At Chapeltown Academy we have excellent facilities for sports and recreation and are wanting to offer a new A Level subject that will make the most of these.

It is well established in the media that sport and exercise are beneficial and promote a healthy lifestyle but often what is missed is the benefits to the brain. The increase in heart rate and hormone levels is conducive to helping keep the brain fit and healthy.

An A Level in PE and Sport is based in the Science Faculty as a lot of the content has a scientific foundation.

Subject content

Assessments are carried out regularly but the formal external examinations will take part at the end of year 2 with two papers and a practical element.

Paper 1

Applied Anatomy and Physiology, Skill Acquisition, Sport and Society – 2 Hours (35%)

Paper 2

Exercise physiology and Biomechanics, Sports Psychology, Sport and Society and Technology in Sport – 2 Hours (35%)

Practical Element

Students assessed as a performer or coach in the full sided version of one activity plus a written/verbal analysis of performance. – Internal Assessment and External Moderation (30%)

PE and Sport is not currently being taught at Chapeltown Academy. However the course will run in September 2018 providing there is sufficient interest. If you have any questions please email This email address is being protected from spambots. You need JavaScript enabled to view it.

Psychology

Summary

Psychology is the study of the human mind. You will learn how it works and begin to explore the reasons behind human behaviours. A large amount of the course is devoted to human development and how this influences our lives.

It is a popular course and we encourage students who are interested in both the social and scientific sides of human behaviour to consider choosing psychology as an A-Level option.

The course and its structure

In Year 1 of the A Level (or AS Level) you will look at a number of different aspects of psychology:

  • The origins of psychology
  • The different approaches used to explain behaviour
  • Social psychology (social influence - conformity and obedience)
  • Cognitive psychology (memory)
  • Developmental psychology (attachment)
  • Psychopathology (the study of mental illness)
  • Biopsychology. 

In addition you will discover the research methods and ethics associated with these areas.
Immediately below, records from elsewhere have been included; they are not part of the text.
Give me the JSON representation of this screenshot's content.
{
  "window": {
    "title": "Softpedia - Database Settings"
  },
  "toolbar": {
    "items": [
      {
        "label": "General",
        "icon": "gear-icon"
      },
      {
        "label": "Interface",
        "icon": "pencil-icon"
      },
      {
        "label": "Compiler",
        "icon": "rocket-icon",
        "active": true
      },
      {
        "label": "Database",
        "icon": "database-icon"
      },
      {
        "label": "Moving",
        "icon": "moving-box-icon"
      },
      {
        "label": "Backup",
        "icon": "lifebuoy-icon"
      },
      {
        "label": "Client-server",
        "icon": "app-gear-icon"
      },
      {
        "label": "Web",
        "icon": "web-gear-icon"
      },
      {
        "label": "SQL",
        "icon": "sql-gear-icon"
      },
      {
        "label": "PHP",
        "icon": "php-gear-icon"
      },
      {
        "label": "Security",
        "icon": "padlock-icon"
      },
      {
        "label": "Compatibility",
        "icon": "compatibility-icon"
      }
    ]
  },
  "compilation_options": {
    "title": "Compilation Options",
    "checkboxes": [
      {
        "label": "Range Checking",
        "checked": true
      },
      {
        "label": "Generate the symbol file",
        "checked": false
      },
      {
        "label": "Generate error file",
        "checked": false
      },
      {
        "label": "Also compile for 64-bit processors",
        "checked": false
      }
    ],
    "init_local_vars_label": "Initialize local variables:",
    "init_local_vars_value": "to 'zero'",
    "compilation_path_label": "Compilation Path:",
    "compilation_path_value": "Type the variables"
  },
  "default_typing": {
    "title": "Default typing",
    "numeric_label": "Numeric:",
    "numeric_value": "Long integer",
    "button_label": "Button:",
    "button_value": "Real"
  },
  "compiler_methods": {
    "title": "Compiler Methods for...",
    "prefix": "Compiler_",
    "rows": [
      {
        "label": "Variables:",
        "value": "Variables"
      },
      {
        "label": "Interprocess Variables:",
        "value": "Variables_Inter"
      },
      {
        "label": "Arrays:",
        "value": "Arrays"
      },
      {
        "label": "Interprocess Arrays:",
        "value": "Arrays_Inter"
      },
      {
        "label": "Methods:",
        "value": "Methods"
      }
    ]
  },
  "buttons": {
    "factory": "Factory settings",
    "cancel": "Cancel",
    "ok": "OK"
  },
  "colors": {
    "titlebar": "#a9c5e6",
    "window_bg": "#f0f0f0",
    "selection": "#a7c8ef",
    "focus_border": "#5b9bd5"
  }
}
You will learn why and how individual character differences appear. Are we born a certain way with fixed character traits, or are these fluid, developing in response to our upbringing and surroundings? It is a fascinating subject to pursue and one which represents a real opportunity for scientists and non-scientists alike.

The second year of the A Level becomes more involved and naturally, more challenging. There are a number of options available for the 2nd year of the A Level, including Relationships, Schizophrenia, Forensic Psychology, Eating Behaviour and Stress. Your teacher will select three topics to focus on in detail. There is also a topic focusing on Issues and Debates in Psychology, such as whether Psychology is a Science, and whether we have control over our own behaviour. You will also undertake practical research activities, including the collection and evaluation of specific data.

Psychology is one of the most popular choices for a university course. Students with a degree in psychology can go on to further training to become an Educational Psychologist, Forensic Psychologist, or a Clinical Psychologist. Other career paths include social work, the police force, teaching, and health and social care professions. Qualifications in psychology are useful for any career/industry that involves dealing with people, as you will learn to understand why people behave in the way that they do. To find out more, visit the British Psychological Society’s career page

Eligibility

Entry requirements for A Level Psychology at Chapeltown are a minimum of 5 A*-B GCSE grades.

Additional Information

Tutor: Emma Nicholson - This email address is being protected from spambots. You need JavaScript enabled to view it.

To find out more about the A Level course, click here to visit the AQA website